Black Treacle is a byproduct of sugar cane’s refining process. Sugar cane is mashed to create juice. It’s then boiled once to create cane syrup. A second boiling creates molasses.
After this syrup has been boiled a third time, a dark viscous liquid emerges known to Americans as blackstrap molasses. It has the lowest sugar content of any sugar cane product.
Black Treacle has almost no remaining sucrose and is therefore a little bitter sweet. On the plus side, Black Treacle is high in nutrients like calcium and iron, and has long been used by the health food industry as a nutritional additive. Even before that, a tablespoon of straight Black Treacle was a cure-all for an upset stomach and a general system cleanser!
The wonderment of Black Treacle is that it’s unlike refined sugar, which has zero nutritional value. Black Treacle contains vital vitamins and minerals, such as:
- vitamin B6
Black Treacle is touted as a superfood. While it’s no miracle cure, it’s a rich source of several minerals.
A SWEET SYRUP REDEEMED: WHY YOU NEED TO TRY MOLASSES
Of all the mouthwatering sugars and sweeteners available to today’s cooks, molasses may be the least understood and the least used.
THE DARK SIDE
Centuries ago, molasses was a popular commodity, used as a sweetener and as an ingredient in rum.
Unfortunately, demand for the product in the US colonies led to ugly trade arrangements where enslaved people were sold in the Caribbean for barrels of treacle, as the sweet sauce is known in some places.
The syrup was then shipped to New England where rum was crafted and much of it sent to Africa.
HOW IS IT MADE?
In a multi-step process, juice is extracted from sugar cane or from sugar beets. The juice is boiled a number of times, reducing to a syrup, and eventually sugar crystallizes out of the syrup.
Using a centrifuge, the crystals are separated out, leaving a sticky residue behind.
The light version is produced after the first boil. Light in color, it is the sweetest of the various types. This product is sometimes labeled “sweet,” “first,” “mild,” or “Barbados.”
Dark molasses — sometimes called “second” or “full” — results from the second boiling. It is darker in color and offers a richer, more complex flavor that is reminiscent of caramelized sugar. It’s also thicker and less sweet than its lighter cousin.
The blackstrap variety results from the third boiling and is quite thick and slightly bitter tasting.
MORE HEALTHFUL THAN SUGAR?

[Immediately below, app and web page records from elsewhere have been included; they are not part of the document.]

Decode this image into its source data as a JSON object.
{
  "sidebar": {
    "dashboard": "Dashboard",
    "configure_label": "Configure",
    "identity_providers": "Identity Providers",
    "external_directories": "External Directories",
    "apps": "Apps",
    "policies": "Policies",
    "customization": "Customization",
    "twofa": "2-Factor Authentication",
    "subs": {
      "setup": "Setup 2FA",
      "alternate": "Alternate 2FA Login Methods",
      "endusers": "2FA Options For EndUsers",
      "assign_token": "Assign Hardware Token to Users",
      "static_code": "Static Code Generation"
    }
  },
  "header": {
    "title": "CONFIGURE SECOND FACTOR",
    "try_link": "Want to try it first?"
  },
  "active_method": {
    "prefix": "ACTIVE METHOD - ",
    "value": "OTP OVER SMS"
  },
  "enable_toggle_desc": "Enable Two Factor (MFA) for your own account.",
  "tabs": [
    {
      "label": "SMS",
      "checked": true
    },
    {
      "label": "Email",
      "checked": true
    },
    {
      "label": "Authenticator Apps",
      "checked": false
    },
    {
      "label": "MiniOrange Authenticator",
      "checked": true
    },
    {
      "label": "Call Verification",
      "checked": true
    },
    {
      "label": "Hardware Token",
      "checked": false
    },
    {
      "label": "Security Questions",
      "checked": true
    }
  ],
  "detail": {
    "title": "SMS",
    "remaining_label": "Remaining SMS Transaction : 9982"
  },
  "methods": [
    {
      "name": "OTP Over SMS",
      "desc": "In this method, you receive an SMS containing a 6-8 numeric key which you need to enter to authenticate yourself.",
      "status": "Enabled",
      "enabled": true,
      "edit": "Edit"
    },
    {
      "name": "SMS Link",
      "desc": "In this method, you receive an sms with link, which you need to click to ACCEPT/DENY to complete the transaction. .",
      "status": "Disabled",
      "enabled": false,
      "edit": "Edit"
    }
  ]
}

Blackstrap is the only form with any nutritional benefits beyond that of a typical empty-calorie sweetener, including iron, calcium, and potassium.
Some healthy-eating proponents consider blackstrap a “superfood,” and eat it by the spoonful as a dietary supplement for strengthening bones and treating anemia.
When you think of this ingredient, especially around the holidays, gingerbread might be the first thing that pops into your head.
This syrup can be used in a variety of sweet and savory dishes, many of which also call for the flavorful combination of ginger and molasses.
Uses for Molasses
From sweet goods to savory dishes, light and Black Treacle can be used in a variety of ways. Black Treacle adds moisture and color to baked goods like pecan pie, and it thickens up barbecue sauce for meat. Some other ways to use Black Treacle in cooking include:
- Syrup: Black Treacle can be a substitute for maple syrup, drizzled over pancakes or to sweeten a bowl of oatmeal.
- Baked beans: The viscosity of dark molasses and its high calcium level keep baked beans firm.
- Brown sugar: Brown sugar is a combination of white sugar mixed with Black Treacle. Black Treacle gives brown sugar its color and moist, thick consistency.
- Desserts: In baked goods, Black Treacle creates a moist consistency. It is used in sweets like pecan pie and gingerbread recipes.
- Pumpernickel bread: Along with brown sugar and cocoa powder, Black Treacle is a main ingredient of this dark bread.
- Marinades: The thick consistency and sweet flavor of Black Treacle pair well with grilled meat.